I won’t go into detail about her conception and construction – that story is told very well in pictures on Mo’s Blog. What I wanted to highlight is that it couldn’t have happened without the collaborative effort of metal sculptor Sam Ostroff, whose design sense is outstanding in its own right. Though Mo has been playing around with welding and metalwork himself, this sculpture was designed knowing Sam and his team would be the fabricators. Mo said in a post-installation presentation about The Red Elephant‘s journey to completion: “You never want to be the smartest guy in the room. You have to know when to get out of the way.” I love it when artists share with kids just how collaborative and social the art making process can (must?) be. Mo shared how his work in fine art, animation, theater, and picture books are made stronger when he allows others’ ideas and skills to take his ideas farther than he could on his own.
Speaking of collaboration. It was quite the collaborative effort to get the steel pachyderm in place after all the rain made the tow truck stick in the mud. (photo by Kristin Angel)
And while we’re discussing the collaborative spirit that was celebrated last Saturday, let me share some images of the paper maquettes and cardboard sculptures we invited visitors to create for the occasion. Mom and son discussed ways to make this orange piece stand (above).
Collaborative effort in getting Elephant- inspired cardboard sculptures collage-ified.

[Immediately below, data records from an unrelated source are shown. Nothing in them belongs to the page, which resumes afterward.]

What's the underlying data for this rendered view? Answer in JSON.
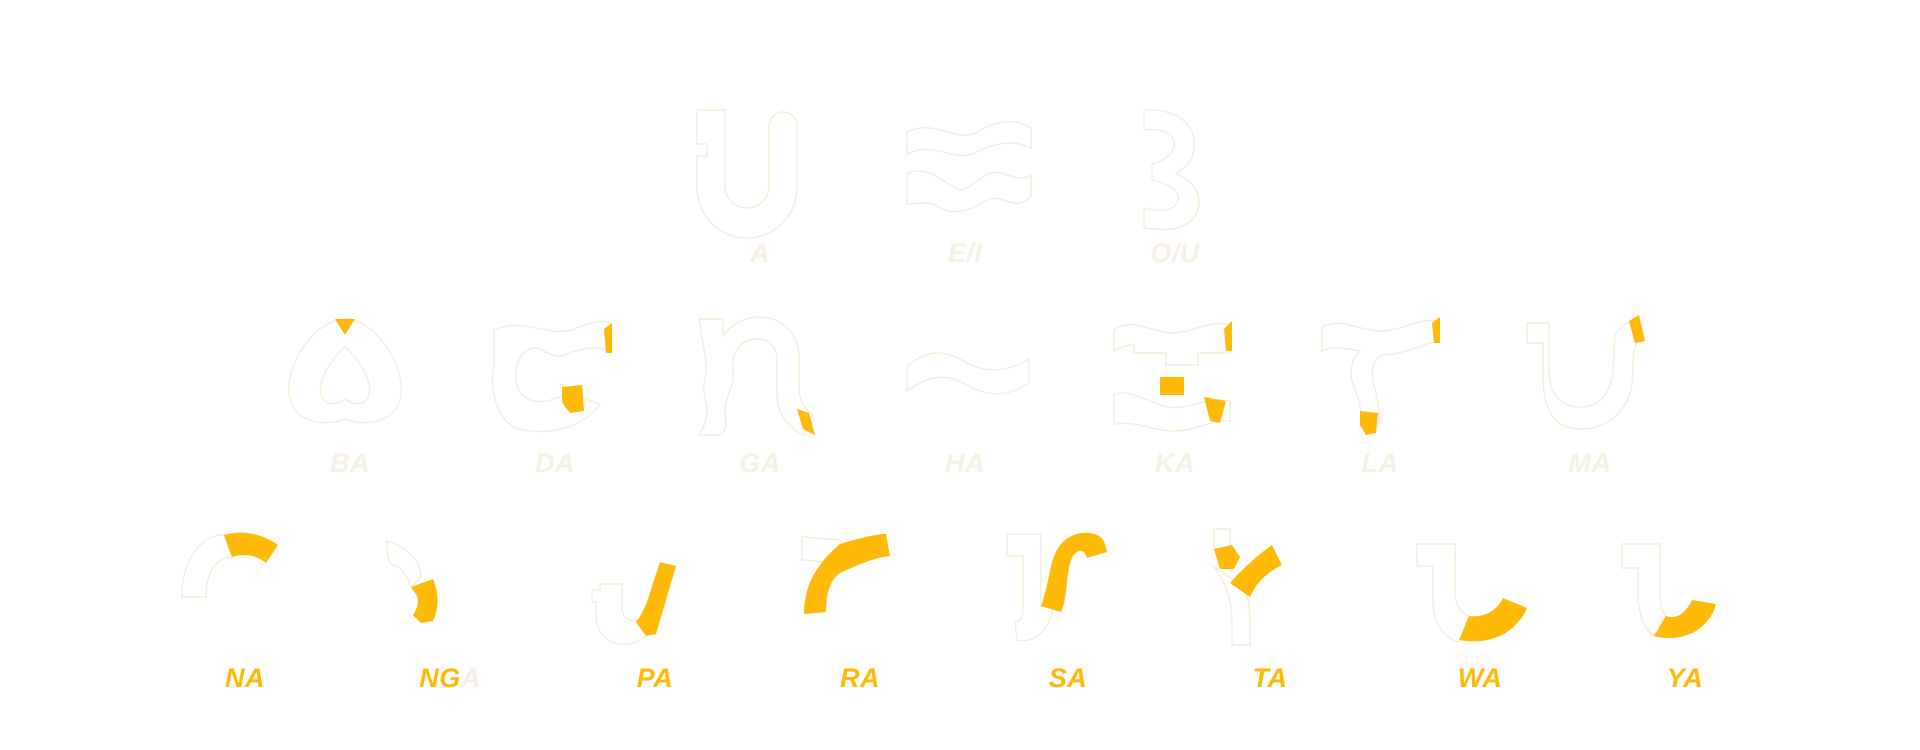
{
  "colors": {
    "accent": "#ffba08",
    "outline": "#f3edd8",
    "background": "#ffffff"
  },
  "rows": {
    "vowels": [
      {
        "id": "a",
        "label": "A"
      },
      {
        "id": "ei",
        "label": "E/I"
      },
      {
        "id": "ou",
        "label": "O/U"
      }
    ],
    "consonants_1": [
      {
        "id": "ba",
        "label": "BA",
        "progress": 0.05
      },
      {
        "id": "da",
        "label": "DA",
        "progress": 0.15
      },
      {
        "id": "ga",
        "label": "GA",
        "progress": 0.1
      },
      {
        "id": "ha",
        "label": "HA",
        "progress": 0
      },
      {
        "id": "ka",
        "label": "KA",
        "progress": 0.15
      },
      {
        "id": "la",
        "label": "LA",
        "progress": 0.15
      },
      {
        "id": "ma",
        "label": "MA",
        "progress": 0.1
      }
    ],
    "consonants_2": [
      {
        "id": "na",
        "label": "NA",
        "progress": 0.6
      },
      {
        "id": "nga",
        "label": "NG",
        "label_tail": "A",
        "progress": 0.5
      },
      {
        "id": "pa",
        "label": "PA",
        "progress": 0.6
      },
      {
        "id": "ra",
        "label": "RA",
        "progress": 0.7
      },
      {
        "id": "sa",
        "label": "SA",
        "progress": 0.6
      },
      {
        "id": "ta",
        "label": "TA",
        "progress": 0.6
      },
      {
        "id": "wa",
        "label": "WA",
        "progress": 0.5
      },
      {
        "id": "ya",
        "label": "YA",
        "progress": 0.5
      }
    ]
  }
}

This family worked together to turn the one below into dragon. It ended up having 4 mustaches. What I’m now dying to know is how it breathes fire without burning all the mustaches? Family, if you’re reading this, please let me know!